## What to do
Restate all of the data below word for word.

*** Opening of Data for review ***

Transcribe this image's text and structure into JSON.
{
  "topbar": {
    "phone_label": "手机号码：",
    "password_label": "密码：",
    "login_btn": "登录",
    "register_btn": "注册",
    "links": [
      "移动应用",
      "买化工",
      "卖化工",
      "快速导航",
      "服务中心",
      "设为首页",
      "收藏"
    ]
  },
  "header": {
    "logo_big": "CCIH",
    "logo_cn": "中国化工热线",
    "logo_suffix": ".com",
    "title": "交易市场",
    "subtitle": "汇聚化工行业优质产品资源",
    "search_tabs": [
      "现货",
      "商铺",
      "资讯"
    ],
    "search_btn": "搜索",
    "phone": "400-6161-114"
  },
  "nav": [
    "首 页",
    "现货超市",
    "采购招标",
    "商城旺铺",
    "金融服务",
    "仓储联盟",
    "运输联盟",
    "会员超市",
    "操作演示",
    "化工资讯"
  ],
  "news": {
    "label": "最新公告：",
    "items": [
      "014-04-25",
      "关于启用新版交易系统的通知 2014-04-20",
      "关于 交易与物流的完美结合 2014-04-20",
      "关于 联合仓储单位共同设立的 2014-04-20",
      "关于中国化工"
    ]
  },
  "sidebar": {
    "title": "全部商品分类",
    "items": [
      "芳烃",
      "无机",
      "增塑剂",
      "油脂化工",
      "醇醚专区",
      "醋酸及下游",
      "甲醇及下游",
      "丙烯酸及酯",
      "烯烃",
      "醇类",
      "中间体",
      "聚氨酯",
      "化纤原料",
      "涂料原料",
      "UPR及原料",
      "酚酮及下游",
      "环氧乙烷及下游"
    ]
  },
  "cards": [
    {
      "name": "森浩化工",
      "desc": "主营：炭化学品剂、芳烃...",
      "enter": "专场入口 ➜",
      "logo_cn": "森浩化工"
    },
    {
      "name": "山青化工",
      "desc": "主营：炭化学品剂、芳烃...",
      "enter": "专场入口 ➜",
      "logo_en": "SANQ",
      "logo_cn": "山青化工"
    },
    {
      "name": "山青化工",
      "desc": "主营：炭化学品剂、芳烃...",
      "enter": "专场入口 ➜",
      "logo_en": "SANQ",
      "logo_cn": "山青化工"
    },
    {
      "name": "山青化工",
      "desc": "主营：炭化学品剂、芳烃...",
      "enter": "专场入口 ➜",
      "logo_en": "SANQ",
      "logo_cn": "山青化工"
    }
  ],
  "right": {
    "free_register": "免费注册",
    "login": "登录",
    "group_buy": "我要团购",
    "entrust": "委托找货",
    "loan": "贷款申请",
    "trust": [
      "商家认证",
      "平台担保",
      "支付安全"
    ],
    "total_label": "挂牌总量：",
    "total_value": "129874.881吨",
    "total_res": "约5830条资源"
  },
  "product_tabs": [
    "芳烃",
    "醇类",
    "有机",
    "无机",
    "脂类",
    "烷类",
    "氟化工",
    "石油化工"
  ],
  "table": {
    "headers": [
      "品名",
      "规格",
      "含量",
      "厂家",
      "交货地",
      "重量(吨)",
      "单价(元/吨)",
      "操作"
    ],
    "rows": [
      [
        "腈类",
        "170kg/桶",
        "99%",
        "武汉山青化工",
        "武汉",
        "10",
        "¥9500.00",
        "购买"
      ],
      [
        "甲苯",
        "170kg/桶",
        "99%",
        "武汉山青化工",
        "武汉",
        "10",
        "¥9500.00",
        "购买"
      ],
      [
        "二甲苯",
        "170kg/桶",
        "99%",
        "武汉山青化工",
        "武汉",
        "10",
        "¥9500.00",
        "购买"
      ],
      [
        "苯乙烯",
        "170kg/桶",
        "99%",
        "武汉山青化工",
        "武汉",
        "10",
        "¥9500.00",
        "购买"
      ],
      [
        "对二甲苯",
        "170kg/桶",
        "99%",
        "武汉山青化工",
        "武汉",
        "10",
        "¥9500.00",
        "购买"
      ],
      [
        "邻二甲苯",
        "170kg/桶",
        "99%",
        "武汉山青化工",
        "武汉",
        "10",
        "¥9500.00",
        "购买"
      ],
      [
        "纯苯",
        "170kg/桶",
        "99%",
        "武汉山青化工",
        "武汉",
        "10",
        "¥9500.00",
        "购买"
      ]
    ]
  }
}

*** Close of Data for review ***

## Response
Transcribe this image's text and structure into JSON.
{
  "topbar": {
    "phone_label": "手机号码：",
    "password_label": "密码：",
    "login_btn": "登录",
    "register_btn": "注册",
    "links": [
      "移动应用",
      "买化工",
      "卖化工",
      "快速导航",
      "服务中心",
      "设为首页",
      "收藏"
    ]
  },
  "header": {
    "logo_big": "CCIH",
    "logo_cn": "中国化工热线",
    "logo_suffix": ".com",
    "title": "交易市场",
    "subtitle": "汇聚化工行业优质产品资源",
    "search_tabs": [
      "现货",
      "商铺",
      "资讯"
    ],
    "search_btn": "搜索",
    "phone": "400-6161-114"
  },
  "nav": [
    "首 页",
    "现货超市",
    "采购招标",
    "商城旺铺",
    "金融服务",
    "仓储联盟",
    "运输联盟",
    "会员超市",
    "操作演示",
    "化工资讯"
  ],
  "news": {
    "label": "最新公告：",
    "items": [
      "014-04-25",
      "关于启用新版交易系统的通知 2014-04-20",
      "关于 交易与物流的完美结合 2014-04-20",
      "关于 联合仓储单位共同设立的 2014-04-20",
      "关于中国化工"
    ]
  },
  "sidebar": {
    "title": "全部商品分类",
    "items": [
      "芳烃",
      "无机",
      "增塑剂",
      "油脂化工",
      "醇醚专区",
      "醋酸及下游",
      "甲醇及下游",
      "丙烯酸及酯",
      "烯烃",
      "醇类",
      "中间体",
      "聚氨酯",
      "化纤原料",
      "涂料原料",
      "UPR及原料",
      "酚酮及下游",
      "环氧乙烷及下游"
    ]
  },
  "cards": [
    {
      "name": "森浩化工",
      "desc": "主营：炭化学品剂、芳烃...",
      "enter": "专场入口 ➜",
      "logo_cn": "森浩化工"
    },
    {
      "name": "山青化工",
      "desc": "主营：炭化学品剂、芳烃...",
      "enter": "专场入口 ➜",
      "logo_en": "SANQ",
      "logo_cn": "山青化工"
    },
    {
      "name": "山青化工",
      "desc": "主营：炭化学品剂、芳烃...",
      "enter": "专场入口 ➜",
      "logo_en": "SANQ",
      "logo_cn": "山青化工"
    },
    {
      "name": "山青化工",
      "desc": "主营：炭化学品剂、芳烃...",
      "enter": "专场入口 ➜",
      "logo_en": "SANQ",
      "logo_cn": "山青化工"
    }
  ],
  "right": {
    "free_register": "免费注册",
    "login": "登录",
    "group_buy": "我要团购",
    "entrust": "委托找货",
    "loan": "贷款申请",
    "trust": [
      "商家认证",
      "平台担保",
      "支付安全"
    ],
    "total_label": "挂牌总量：",
    "total_value": "129874.881吨",
    "total_res": "约5830条资源"
  },
  "product_tabs": [
    "芳烃",
    "醇类",
    "有机",
    "无机",
    "脂类",
    "烷类",
    "氟化工",
    "石油化工"
  ],
  "table": {
    "headers": [
      "品名",
      "规格",
      "含量",
      "厂家",
      "交货地",
      "重量(吨)",
      "单价(元/吨)",
      "操作"
    ],
    "rows": [
      [
        "腈类",
        "170kg/桶",
        "99%",
        "武汉山青化工",
        "武汉",
        "10",
        "¥9500.00",
        "购买"
      ],
      [
        "甲苯",
        "170kg/桶",
        "99%",
        "武汉山青化工",
        "武汉",
        "10",
        "¥9500.00",
        "购买"
      ],
      [
        "二甲苯",
        "170kg/桶",
        "99%",
        "武汉山青化工",
        "武汉",
        "10",
        "¥9500.00",
        "购买"
      ],
      [
        "苯乙烯",
        "170kg/桶",
        "99%",
        "武汉山青化工",
        "武汉",
        "10",
        "¥9500.00",
        "购买"
      ],
      [
        "对二甲苯",
        "170kg/桶",
        "99%",
        "武汉山青化工",
        "武汉",
        "10",
        "¥9500.00",
        "购买"
      ],
      [
        "邻二甲苯",
        "170kg/桶",
        "99%",
        "武汉山青化工",
        "武汉",
        "10",
        "¥9500.00",
        "购买"
      ],
      [
        "纯苯",
        "170kg/桶",
        "99%",
        "武汉山青化工",
        "武汉",
        "10",
        "¥9500.00",
        "购买"
      ]
    ]
  }
}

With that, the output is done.